Among state House districts, there were six majority minority districts and there are now nine. For minority opportunity districts, there were 13 such districts and now there are 22. There are 134 House districts.

5. That was close

Census block level data and computer mapping software are such that a smart person with a laptop can do amazing things, including draw districts that meet population equality to a person.

On the congressional maps, each of six of the eight districts have 713,312 residents and two have 713,311 residents. That is, the only reason they aren’t all exactly equal is because eight doesn’t divide into the state’s Census population of 5,706,494 evenly.

The state House and Senate districts are not that exact, but none deviate from the average by more than 1 percent, less than half that allowed by the court’s own redistricting principles.

And one thing we’ve always known (but often forget): maps aren’t destiny

As much as poli-nerds will pore over the new maps and use them to predict the likelihood of one party or the other winning more seats, there is nothing in the data to explain the human side of politics. To illustrate that, look no further than state Rep. Paul Marquart who has held a DFL seat in a northwestern area that has gotten more, and more, and more Republican.

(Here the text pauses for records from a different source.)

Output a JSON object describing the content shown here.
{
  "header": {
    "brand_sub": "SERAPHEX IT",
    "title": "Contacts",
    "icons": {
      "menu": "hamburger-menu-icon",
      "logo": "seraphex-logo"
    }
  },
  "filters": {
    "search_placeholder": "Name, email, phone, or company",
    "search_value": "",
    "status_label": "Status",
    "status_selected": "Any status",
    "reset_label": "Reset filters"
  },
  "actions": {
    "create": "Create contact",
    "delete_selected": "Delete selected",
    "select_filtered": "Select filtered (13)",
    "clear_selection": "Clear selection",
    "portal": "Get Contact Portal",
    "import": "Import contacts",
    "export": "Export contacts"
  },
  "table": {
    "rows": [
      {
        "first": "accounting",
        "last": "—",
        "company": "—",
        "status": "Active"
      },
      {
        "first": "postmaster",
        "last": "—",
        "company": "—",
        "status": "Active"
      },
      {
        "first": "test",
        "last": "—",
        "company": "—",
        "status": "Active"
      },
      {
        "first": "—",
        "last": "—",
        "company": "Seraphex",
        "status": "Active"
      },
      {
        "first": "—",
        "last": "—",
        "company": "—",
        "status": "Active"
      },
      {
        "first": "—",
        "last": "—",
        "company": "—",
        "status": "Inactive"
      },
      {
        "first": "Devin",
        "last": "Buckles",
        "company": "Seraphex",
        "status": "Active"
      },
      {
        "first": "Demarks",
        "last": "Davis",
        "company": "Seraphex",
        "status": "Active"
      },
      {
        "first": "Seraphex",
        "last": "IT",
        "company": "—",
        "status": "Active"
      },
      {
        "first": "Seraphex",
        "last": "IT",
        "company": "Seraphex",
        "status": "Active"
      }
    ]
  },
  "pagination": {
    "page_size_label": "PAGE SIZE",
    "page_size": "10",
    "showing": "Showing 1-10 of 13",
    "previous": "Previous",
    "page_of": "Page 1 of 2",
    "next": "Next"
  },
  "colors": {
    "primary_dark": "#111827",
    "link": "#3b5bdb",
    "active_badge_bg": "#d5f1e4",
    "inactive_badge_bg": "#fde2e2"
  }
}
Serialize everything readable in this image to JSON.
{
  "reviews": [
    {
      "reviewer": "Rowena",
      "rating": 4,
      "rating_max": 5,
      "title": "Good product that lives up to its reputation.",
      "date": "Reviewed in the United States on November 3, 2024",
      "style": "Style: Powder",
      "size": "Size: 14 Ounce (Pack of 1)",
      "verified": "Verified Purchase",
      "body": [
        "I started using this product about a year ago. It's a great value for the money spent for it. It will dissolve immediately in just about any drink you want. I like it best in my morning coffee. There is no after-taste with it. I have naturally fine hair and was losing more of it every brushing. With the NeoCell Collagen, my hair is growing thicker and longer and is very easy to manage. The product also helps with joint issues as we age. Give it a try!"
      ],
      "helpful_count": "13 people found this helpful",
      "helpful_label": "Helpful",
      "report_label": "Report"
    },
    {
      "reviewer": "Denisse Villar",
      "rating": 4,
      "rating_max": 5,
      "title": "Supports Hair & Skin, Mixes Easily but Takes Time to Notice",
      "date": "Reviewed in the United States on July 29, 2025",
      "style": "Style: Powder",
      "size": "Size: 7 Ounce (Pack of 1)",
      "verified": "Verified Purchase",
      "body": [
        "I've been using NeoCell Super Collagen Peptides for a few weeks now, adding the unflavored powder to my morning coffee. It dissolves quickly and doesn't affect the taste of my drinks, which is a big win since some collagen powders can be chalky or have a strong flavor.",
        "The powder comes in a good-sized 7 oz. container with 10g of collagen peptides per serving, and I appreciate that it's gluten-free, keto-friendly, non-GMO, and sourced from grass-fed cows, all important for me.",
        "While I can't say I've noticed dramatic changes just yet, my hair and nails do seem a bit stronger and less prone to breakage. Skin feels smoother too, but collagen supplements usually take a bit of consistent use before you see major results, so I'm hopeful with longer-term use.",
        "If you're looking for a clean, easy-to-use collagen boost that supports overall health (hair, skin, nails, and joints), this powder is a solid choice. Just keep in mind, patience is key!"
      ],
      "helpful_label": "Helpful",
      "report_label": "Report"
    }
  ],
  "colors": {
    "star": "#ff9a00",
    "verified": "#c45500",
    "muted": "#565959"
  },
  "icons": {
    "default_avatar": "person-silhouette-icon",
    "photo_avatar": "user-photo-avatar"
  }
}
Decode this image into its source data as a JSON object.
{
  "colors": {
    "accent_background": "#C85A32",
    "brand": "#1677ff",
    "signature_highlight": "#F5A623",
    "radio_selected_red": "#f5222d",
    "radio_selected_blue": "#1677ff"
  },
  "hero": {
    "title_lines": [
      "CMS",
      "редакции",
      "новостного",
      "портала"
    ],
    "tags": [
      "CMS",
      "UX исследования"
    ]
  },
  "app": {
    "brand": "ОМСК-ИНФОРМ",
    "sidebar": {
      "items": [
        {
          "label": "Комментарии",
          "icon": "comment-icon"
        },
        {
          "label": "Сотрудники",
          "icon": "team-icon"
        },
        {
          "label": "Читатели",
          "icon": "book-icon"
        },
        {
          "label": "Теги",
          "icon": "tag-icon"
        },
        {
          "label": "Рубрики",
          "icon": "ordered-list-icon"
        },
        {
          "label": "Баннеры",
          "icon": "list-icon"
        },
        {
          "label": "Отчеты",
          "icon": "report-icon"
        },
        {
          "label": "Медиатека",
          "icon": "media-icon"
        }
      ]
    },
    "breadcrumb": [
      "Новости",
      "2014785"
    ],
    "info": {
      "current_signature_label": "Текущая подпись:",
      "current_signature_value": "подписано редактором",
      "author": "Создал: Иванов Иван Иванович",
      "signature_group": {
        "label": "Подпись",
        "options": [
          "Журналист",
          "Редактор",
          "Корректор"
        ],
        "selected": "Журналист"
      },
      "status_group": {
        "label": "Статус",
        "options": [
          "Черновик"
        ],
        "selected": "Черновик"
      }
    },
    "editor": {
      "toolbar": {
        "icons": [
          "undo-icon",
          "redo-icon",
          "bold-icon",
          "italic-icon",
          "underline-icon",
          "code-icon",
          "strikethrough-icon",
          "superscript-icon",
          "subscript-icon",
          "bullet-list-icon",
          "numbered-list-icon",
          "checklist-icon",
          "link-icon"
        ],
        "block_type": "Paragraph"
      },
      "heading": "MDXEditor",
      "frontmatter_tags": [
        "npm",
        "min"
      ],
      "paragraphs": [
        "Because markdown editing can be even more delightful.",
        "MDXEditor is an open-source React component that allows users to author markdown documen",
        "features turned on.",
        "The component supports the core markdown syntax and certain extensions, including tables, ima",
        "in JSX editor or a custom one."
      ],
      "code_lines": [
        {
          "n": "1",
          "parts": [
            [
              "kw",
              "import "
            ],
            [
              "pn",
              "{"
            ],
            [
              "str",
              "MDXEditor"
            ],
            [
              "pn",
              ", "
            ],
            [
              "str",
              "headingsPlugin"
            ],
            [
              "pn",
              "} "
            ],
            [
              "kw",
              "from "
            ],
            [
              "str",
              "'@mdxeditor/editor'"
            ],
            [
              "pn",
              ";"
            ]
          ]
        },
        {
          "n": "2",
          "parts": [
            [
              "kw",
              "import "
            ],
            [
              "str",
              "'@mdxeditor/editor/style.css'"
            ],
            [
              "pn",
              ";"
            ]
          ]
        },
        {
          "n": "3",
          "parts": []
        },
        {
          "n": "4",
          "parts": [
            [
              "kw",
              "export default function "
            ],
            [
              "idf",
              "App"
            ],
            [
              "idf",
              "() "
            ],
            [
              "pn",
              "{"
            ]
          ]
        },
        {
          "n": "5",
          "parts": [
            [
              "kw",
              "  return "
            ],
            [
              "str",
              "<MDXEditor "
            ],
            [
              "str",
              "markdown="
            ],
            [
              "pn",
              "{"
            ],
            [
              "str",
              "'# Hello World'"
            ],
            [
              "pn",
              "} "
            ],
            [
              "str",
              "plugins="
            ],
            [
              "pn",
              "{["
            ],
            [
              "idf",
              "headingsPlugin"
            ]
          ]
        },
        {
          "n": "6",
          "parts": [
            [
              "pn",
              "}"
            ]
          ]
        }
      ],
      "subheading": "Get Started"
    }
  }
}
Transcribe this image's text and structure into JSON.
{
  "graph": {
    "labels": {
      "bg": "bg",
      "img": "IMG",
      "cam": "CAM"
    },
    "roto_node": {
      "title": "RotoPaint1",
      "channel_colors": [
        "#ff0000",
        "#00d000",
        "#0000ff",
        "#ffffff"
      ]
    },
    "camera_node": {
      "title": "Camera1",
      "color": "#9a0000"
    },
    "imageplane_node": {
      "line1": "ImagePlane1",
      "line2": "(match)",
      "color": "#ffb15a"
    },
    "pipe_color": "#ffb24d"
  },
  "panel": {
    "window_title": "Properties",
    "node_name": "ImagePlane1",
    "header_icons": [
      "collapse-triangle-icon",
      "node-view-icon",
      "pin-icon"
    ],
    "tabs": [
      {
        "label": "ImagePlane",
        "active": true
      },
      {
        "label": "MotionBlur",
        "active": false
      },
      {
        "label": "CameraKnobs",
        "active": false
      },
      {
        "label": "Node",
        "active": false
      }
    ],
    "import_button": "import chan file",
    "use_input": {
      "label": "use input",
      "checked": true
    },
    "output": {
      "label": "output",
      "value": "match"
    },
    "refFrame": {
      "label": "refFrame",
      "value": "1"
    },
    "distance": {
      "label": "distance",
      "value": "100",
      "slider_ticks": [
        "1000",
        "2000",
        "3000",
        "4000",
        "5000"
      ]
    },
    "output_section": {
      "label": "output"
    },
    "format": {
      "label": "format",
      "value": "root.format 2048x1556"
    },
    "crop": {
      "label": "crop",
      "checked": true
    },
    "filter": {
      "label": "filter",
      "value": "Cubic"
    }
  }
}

Bad candidates can lose good districts. And good candidates can win bad districts.

There are also political trends that can change results from one election to another. The party of incumbent presidents usually do poorly in the first midterm election after being sworn in. That’s this year for Democrats.

That said, parties would much rather start with a partisan lead than a deficit. That’s where they recruit their strongest candidates — and where they spend the most money.